Sabrina, When I tried to add a molding to my mirror the glue was reflected in the mirror and looked terrible. How did you solve this as it is glued right to the mirror??
HI Nancy, I made sure not to put glue right at the interior edge of the molding. However, some glue did squeeze out to the interior edge where it met the mirror so I just chipped it away once it dried.
Hi this really looks great. How did you account for the brackets that hold up the mirror? Does the molding fit flush over them? I have the plastic style on my mirror.
So now, can you tell me about that awesome countertop? Is it DIY? I love it all!
Yes it is! The countertop is just butcher block, which I sealed.
Sabrina I have the plastic clips that stick out. How would I go over them? I am thinking that that mirror may have glue on the back which may hold it in place.
If they look anything like mine, I just went right over them with the trim!
Sabrina – how and what did you do to frame over those brackets that hold the exiting mirror in place? Did the moulding fit right over it when glued
Hi, I have the very common large plastic mirror holding brackets too. I’ve taken these mirrors down before and for 2 people it isn’t too bad and this fabulous technique will require me to do so. I’m just going to look for flat brackets that are more flush to the wall like yours to replace mine with; also I’m going to get some strong anchors to use with those new flat brackets!
Sabrina, this is fabulous! Very cleaver. Thank you for sharing your idea. Now I have a question. I would love to do this, but my huge 1970’s bathroom mirror has a beveled mirror edge. So there is a frame, but it is another mirror. I hope this makes sense. So how would I deal with that. I assume I would have to get that mirror-strips off the edges, but how would i achieve this? Any ideas (I know you will have something up your sleeve! – here’s hoping). Thank you again – this is stunning!
Thank you for this great inexpensive idea to spruce up a bathroom! Your directions were easy to follow and was able accomplish the project pretty quickly. I do have some advice, when purchasing your mounding, make sure it is straight and flat. Ours was bowed and that was a bit of an issue. The other best practice to share is when cutting the mounding, tape the same two sizes together so when you cut them they are the exact same size.

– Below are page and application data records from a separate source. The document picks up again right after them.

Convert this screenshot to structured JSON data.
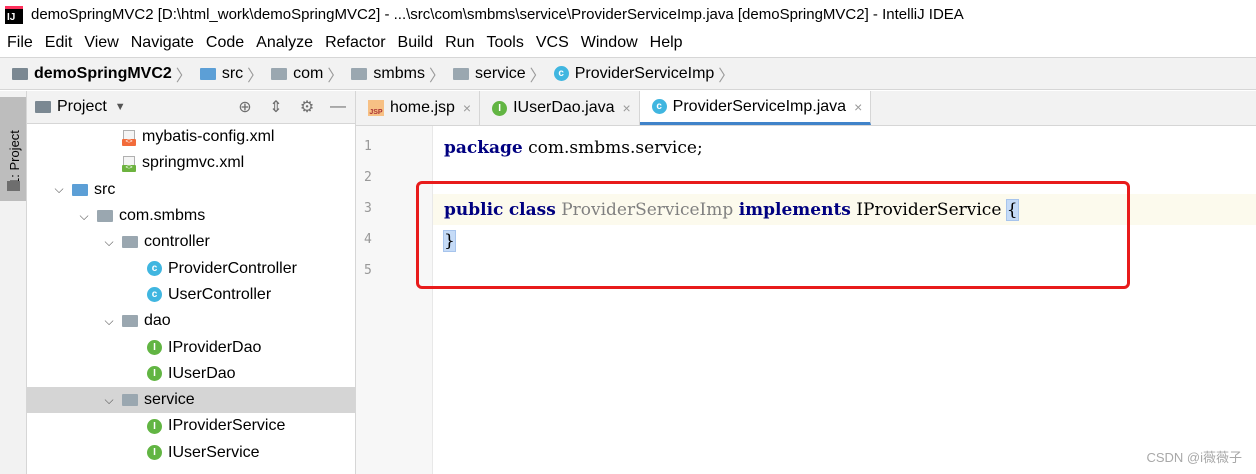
{
  "window": {
    "title": "demoSpringMVC2 [D:\\html_work\\demoSpringMVC2] - ...\\src\\com\\smbms\\service\\ProviderServiceImp.java [demoSpringMVC2] - IntelliJ IDEA",
    "logo_text": "IJ"
  },
  "menu": [
    "File",
    "Edit",
    "View",
    "Navigate",
    "Code",
    "Analyze",
    "Refactor",
    "Build",
    "Run",
    "Tools",
    "VCS",
    "Window",
    "Help"
  ],
  "breadcrumb": [
    {
      "label": "demoSpringMVC2",
      "icon": "module-folder-icon",
      "bold": true
    },
    {
      "label": "src",
      "icon": "source-folder-icon"
    },
    {
      "label": "com",
      "icon": "package-folder-icon"
    },
    {
      "label": "smbms",
      "icon": "package-folder-icon"
    },
    {
      "label": "service",
      "icon": "package-folder-icon"
    },
    {
      "label": "ProviderServiceImp",
      "icon": "class-icon"
    }
  ],
  "left_stripe": {
    "label": "1: Project"
  },
  "project_panel": {
    "title": "Project",
    "tools": [
      "locate-icon",
      "collapse-icon",
      "gear-icon",
      "hide-icon"
    ],
    "tree": [
      {
        "label": "mybatis-config.xml",
        "icon": "xml-file-icon",
        "depth": 3,
        "expandable": false
      },
      {
        "label": "springmvc.xml",
        "icon": "spring-xml-file-icon",
        "depth": 3,
        "expandable": false
      },
      {
        "label": "src",
        "icon": "source-folder-icon",
        "depth": 1,
        "expandable": true,
        "expanded": true
      },
      {
        "label": "com.smbms",
        "icon": "package-folder-icon",
        "depth": 2,
        "expandable": true,
        "expanded": true
      },
      {
        "label": "controller",
        "icon": "package-folder-icon",
        "depth": 3,
        "expandable": true,
        "expanded": true
      },
      {
        "label": "ProviderController",
        "icon": "class-icon",
        "depth": 4,
        "expandable": false
      },
      {
        "label": "UserController",
        "icon": "class-icon",
        "depth": 4,
        "expandable": false
      },
      {
        "label": "dao",
        "icon": "package-folder-icon",
        "depth": 3,
        "expandable": true,
        "expanded": true
      },
      {
        "label": "IProviderDao",
        "icon": "interface-icon",
        "depth": 4,
        "expandable": false
      },
      {
        "label": "IUserDao",
        "icon": "interface-icon",
        "depth": 4,
        "expandable": false
      },
      {
        "label": "service",
        "icon": "package-folder-icon",
        "depth": 3,
        "expandable": true,
        "expanded": true,
        "selected": true
      },
      {
        "label": "IProviderService",
        "icon": "interface-icon",
        "depth": 4,
        "expandable": false
      },
      {
        "label": "IUserService",
        "icon": "interface-icon",
        "depth": 4,
        "expandable": false
      }
    ]
  },
  "tabs": [
    {
      "label": "home.jsp",
      "icon": "jsp-file-icon",
      "active": false
    },
    {
      "label": "IUserDao.java",
      "icon": "interface-icon",
      "active": false
    },
    {
      "label": "ProviderServiceImp.java",
      "icon": "class-icon",
      "active": true
    }
  ],
  "editor": {
    "line_numbers": [
      "1",
      "2",
      "3",
      "4",
      "5"
    ],
    "lines": [
      [
        {
          "t": "package",
          "c": "kw"
        },
        {
          "t": " com.smbms.service;",
          "c": "pkg"
        }
      ],
      [],
      [
        {
          "t": "public",
          "c": "kw"
        },
        {
          "t": " ",
          "c": "pkg"
        },
        {
          "t": "class",
          "c": "kw"
        },
        {
          "t": " ",
          "c": "pkg"
        },
        {
          "t": "ProviderServiceImp",
          "c": "unused"
        },
        {
          "t": " ",
          "c": "pkg"
        },
        {
          "t": "implements",
          "c": "kw"
        },
        {
          "t": " IProviderService ",
          "c": "pkg"
        },
        {
          "t": "{",
          "c": "brace-hl"
        }
      ],
      [
        {
          "t": "}",
          "c": "brace-match"
        }
      ],
      []
    ],
    "current_line": 3
  },
  "watermark": "CSDN @i薇薇子",
  "colors": {
    "keyword": "#000080",
    "highlight_box": "#e81b1b",
    "selection": "#d5d5d5",
    "active_tab": "#4083c9"
  }
}
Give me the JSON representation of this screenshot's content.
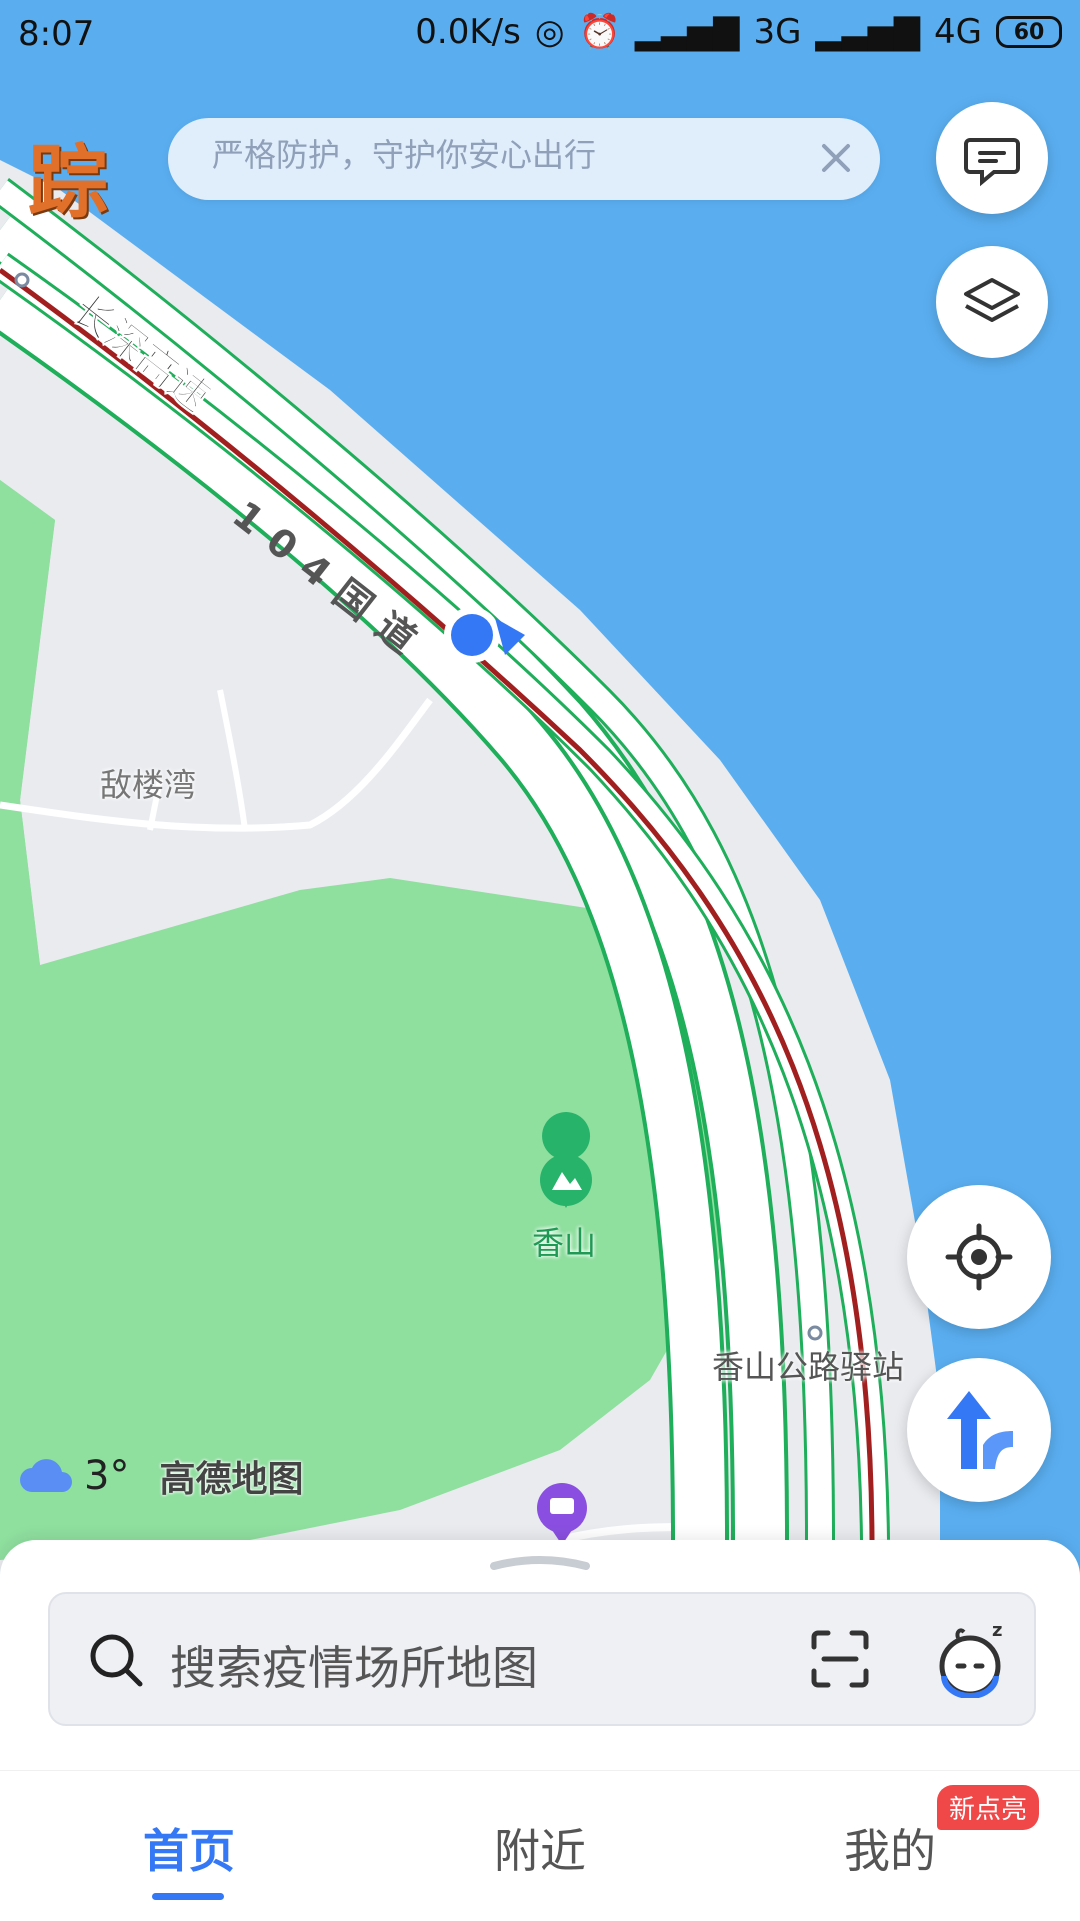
{
  "status_bar": {
    "time": "8:07",
    "net_speed": "0.0K/s",
    "sim1_label": "3G",
    "sim2_label": "4G",
    "battery": "60"
  },
  "top": {
    "logo_text": "踪",
    "banner_text": "严格防护，守护你安心出行"
  },
  "map": {
    "road_labels": [
      "长深高速",
      "104国道"
    ],
    "places": [
      "敌楼湾",
      "香山",
      "香山公路驿站"
    ],
    "colors": {
      "water": "#5aaef0",
      "land": "#e9ebef",
      "park": "#8fdf9f",
      "traffic_green": "#1fae5a",
      "traffic_red": "#a21f1f",
      "accent": "#3478f6"
    }
  },
  "weather": {
    "temp": "3°",
    "brand": "高德地图"
  },
  "search": {
    "placeholder": "搜索疫情场所地图"
  },
  "tabs": [
    {
      "label": "首页",
      "active": true
    },
    {
      "label": "附近",
      "active": false
    },
    {
      "label": "我的",
      "active": false
    }
  ],
  "badge": "新点亮",
  "icons": [
    "message-icon",
    "layers-icon",
    "locate-icon",
    "navigate-icon",
    "search-icon",
    "scan-icon",
    "assistant-icon",
    "close-icon",
    "weather-icon",
    "shop-poi-icon",
    "mountain-poi-icon"
  ]
}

Did this for our guest bathroom…..simple….within 3 hours this can be on the mirror and INSTANTly improving your space. THX